Water heaters are significant investments for homeowners and contractors. As such, they need to weigh initial cost, efficiency, and longevity of the system. The two main types of water heaters are the conventional storage tanks and the demand-type or tankless water heaters.
Here’s how water heaters work:
Traditional water heaters are composed of an insulated tank that stores water and gas burners or electric heating elements. Cold water enters the tank from the bottom and hot water is stratified to the top to be drawn when needed. They require a period of time to store hot water and could easily run out. This type of water heater also involves substantial standby heat loss. Heat is lost through tank walls despite adequate wall insulation.
Tankless Water Heater
Tankless water heaters do not go through or require a storage tank. Instead, this type of heater works by heating water directly. Turning on the hot water tap signals cold water to flow through a pipe. A gas burner or electric heating element then heats the water before it exits the pipe for use. Essentially, tankless heaters provide hot water only whenever necessary without producing any standby energy and heat losses.

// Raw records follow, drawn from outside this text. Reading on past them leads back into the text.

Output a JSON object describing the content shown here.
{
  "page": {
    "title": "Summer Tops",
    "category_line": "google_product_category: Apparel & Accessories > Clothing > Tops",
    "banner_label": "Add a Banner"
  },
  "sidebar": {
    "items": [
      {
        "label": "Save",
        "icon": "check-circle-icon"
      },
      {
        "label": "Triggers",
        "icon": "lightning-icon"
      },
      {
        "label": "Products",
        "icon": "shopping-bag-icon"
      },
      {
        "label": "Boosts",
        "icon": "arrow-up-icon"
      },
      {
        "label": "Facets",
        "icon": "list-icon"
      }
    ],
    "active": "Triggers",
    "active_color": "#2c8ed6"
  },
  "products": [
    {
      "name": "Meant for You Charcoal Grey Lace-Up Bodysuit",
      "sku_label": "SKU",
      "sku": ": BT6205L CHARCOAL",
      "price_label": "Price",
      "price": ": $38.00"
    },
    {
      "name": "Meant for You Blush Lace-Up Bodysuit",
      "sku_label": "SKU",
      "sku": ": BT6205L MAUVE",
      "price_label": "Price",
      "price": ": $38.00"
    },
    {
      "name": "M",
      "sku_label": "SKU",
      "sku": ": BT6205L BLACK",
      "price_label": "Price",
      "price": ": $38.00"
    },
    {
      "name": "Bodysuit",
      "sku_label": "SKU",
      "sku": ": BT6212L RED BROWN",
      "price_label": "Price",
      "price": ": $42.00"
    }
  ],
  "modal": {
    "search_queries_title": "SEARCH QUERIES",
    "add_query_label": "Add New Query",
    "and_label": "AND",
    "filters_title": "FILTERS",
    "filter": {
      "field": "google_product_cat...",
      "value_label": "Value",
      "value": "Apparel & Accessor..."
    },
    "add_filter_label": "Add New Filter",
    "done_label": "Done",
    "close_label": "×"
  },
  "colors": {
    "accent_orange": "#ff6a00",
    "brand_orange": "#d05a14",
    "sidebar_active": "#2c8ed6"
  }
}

This type of water heater can deliver a constant stream of hot water so a household or building does not run out. However, flow amount may be limited. It can be problematic to fulfill demand amount for hot water for simultaneous and multiple uses. This can be remedied with more tankless water heaters or separate heaters for each appliance.
Here are the advantages of tankless water heaters:
For homes that use less than 41 gallons of hot water every day, demand water heaters are almost a third more energy efficient than traditional storage tanks. This is largely because energy is only used when necessary. Greater energy savings can be achieved with water heaters qualified with the Department of Energy and Environmental Protection Energy’s Energy Star rating.
Cost and Investment Return
Tankless water heaters have a higher initial cost than conventional storage ones. However, they are also more durable and are expected to last longer than storage tanks. Current estimates have tankless systems expected to last for at least 20 years. Their life can be extended even further by replacing parts. On the other hand, storage heaters have higher operating and energy costs and last only about 10-15 years.
Standby Heat Losses
Storage water heaters are associated with standby heat losses because of heat escaping out of the tank. However, this is not a problem tankless water heaters face because hot water is not generated unless necessary. Additional energy is not expended to constantly heat water.
Installation and Maintenance
Energy efficiency can be maximized with proper installation and maintenance. This will depend on factors like fuel type, climate, relevant regulations and requirements, and safety concerns. A water heater’s life can be significantly extended with periodic maintenance.
Homeowners and contractors can easily offset their high initial investment on tankless water heaters because these tanks are more energy-efficient and long-lasting than traditional storage tanks.